The smallest Victorian Saltwater Fish Species is the Pygmy Pipehorse (Acentronura breviperula), which can grow up to 4 cm in length.

3. Are all Victorian Saltwater Fish Species edible?

No, not all Victorian Saltwater Fish Species are edible or safe to eat. Some fish species may contain toxins or pollutants that can harm human health if consumed in large quantities or improperly prepared. Therefore, it’s essential to consult with experts or local authorities before consuming any fish species.

4. Are Victorian Saltwater Fish Species endangered?

Some Victorian Saltwater Fish Species are endangered or threatened due to overfishing, habitat loss, pollution, and other human activities. Therefore, it’s crucial to implement effective management and conservation measures to ensure their survival and recovery.

5. What is the best time of the year to fish for Victorian Saltwater Fish Species?

The best time of the year to fish for Victorian Saltwater Fish Species depends on the species, the location, and the weather conditions. Some species may be more active or abundant during certain seasons, such as Snapper in winter or King George Whiting in summer, while others may be available year-round. Therefore, it’s essential to do some research and consult with local fishing guides or experts before planning your fishing trip.

6. Can I keep any fish I catch?

It depends on the species, the size, and the bag limits set by the local fishing regulations. Some species may have a minimum size limit, meaning that you cannot keep fish that are smaller than a certain size, while others may have a bag limit, meaning that you cannot keep more than a certain number of fish per day. Therefore, it’s crucial to familiarize yourself with the local fishing regulations and adhere to them.

7. How can I report illegal fishing or poaching?

If you witness any illegal fishing or poaching activities, you can report them to the local authorities, such as the Department of Environment, Land, Water, and Planning (DELWP), the Victorian Fisheries Authority (VFA), or the Police. You can also call the FishWatch hotline on 1800 065 522, which is available 24/7 for reporting any suspected illegal fishing activities.

8. What is the best way to release fish back into the water?

The best way to release fish back into the water is to handle them gently and minimize their stress and injury. You should use appropriate tackle and gear to avoid hooking the fish deeply or damaging their mouth or gills.

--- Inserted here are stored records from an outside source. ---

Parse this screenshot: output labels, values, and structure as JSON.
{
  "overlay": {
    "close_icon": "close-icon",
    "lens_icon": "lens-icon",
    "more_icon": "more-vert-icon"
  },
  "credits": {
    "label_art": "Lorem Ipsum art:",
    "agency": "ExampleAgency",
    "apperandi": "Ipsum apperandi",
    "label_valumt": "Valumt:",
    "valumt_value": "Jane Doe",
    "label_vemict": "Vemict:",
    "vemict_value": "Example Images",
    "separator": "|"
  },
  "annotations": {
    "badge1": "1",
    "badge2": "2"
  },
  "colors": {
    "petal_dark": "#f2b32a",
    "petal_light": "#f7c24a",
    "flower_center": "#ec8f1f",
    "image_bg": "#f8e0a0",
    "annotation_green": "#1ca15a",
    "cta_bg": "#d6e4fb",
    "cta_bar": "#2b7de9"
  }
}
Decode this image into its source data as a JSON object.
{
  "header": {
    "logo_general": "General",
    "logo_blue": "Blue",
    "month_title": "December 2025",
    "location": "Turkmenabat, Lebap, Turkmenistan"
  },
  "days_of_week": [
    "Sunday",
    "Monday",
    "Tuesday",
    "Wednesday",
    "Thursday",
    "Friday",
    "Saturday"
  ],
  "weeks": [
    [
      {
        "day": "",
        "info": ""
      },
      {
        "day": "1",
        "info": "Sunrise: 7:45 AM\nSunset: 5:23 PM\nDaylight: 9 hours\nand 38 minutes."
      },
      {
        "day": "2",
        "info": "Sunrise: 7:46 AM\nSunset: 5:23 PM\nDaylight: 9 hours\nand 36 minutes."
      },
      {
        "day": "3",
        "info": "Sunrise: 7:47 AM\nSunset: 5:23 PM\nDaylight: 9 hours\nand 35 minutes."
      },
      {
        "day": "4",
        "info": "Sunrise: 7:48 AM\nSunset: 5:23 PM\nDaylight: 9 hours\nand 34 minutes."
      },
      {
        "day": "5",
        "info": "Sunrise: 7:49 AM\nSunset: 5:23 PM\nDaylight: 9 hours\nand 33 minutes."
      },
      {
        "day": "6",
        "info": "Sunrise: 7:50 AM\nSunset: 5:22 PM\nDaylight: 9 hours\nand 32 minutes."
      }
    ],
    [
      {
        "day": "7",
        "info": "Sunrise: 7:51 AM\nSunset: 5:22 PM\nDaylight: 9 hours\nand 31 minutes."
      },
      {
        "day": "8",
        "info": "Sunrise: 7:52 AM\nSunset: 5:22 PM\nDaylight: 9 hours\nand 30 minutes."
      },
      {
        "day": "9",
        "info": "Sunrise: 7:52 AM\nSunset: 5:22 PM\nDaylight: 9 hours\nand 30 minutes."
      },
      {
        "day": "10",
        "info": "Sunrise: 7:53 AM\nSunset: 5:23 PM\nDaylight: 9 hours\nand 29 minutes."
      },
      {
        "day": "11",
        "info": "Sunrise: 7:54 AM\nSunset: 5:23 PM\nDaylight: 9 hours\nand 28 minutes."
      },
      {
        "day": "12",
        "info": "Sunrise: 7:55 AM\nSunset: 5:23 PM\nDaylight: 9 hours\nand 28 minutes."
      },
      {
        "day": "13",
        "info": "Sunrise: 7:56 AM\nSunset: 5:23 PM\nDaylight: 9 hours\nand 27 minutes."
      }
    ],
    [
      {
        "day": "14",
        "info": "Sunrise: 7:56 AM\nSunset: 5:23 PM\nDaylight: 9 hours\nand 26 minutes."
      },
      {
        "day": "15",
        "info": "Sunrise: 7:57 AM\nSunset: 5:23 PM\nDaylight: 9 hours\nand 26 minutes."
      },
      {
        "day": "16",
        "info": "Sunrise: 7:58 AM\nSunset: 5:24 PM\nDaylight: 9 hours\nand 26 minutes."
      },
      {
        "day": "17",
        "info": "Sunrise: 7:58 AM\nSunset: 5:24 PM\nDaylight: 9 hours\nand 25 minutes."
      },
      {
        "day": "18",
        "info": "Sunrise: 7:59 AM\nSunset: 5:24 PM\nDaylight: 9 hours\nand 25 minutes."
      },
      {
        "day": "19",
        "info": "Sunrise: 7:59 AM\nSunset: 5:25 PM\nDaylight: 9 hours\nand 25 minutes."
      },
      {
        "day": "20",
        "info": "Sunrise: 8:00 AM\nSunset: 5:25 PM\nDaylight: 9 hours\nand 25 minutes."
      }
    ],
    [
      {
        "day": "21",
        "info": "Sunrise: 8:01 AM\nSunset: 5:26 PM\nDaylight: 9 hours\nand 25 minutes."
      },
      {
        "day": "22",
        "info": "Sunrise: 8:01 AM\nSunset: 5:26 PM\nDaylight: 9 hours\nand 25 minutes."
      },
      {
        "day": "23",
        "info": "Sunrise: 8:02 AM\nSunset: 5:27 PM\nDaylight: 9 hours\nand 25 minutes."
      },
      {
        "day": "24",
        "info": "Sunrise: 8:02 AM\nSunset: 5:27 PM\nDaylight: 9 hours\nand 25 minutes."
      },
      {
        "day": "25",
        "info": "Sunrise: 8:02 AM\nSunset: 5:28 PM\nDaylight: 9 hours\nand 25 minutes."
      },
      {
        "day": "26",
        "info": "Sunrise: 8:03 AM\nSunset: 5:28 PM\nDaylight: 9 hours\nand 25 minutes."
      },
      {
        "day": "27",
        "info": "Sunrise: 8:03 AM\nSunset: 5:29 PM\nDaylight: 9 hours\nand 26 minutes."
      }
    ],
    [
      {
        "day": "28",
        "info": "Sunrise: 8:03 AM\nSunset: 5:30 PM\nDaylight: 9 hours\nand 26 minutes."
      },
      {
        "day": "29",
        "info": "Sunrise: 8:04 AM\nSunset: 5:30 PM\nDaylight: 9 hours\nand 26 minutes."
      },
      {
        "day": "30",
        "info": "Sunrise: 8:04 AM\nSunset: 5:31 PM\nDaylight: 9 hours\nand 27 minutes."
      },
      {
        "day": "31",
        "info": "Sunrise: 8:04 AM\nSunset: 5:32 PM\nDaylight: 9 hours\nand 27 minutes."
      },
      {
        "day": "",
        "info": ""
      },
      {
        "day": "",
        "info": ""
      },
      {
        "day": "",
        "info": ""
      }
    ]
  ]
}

You should also wet your hands before handling the fish, as dry hands can remove their protective slime coat and expose them to infections. Finally, you should release the fish as quickly as possible, avoiding excessive handling or exposure to air, and supporting their body and gills until they swim away strongly.

9. What is the difference between a fish and a shell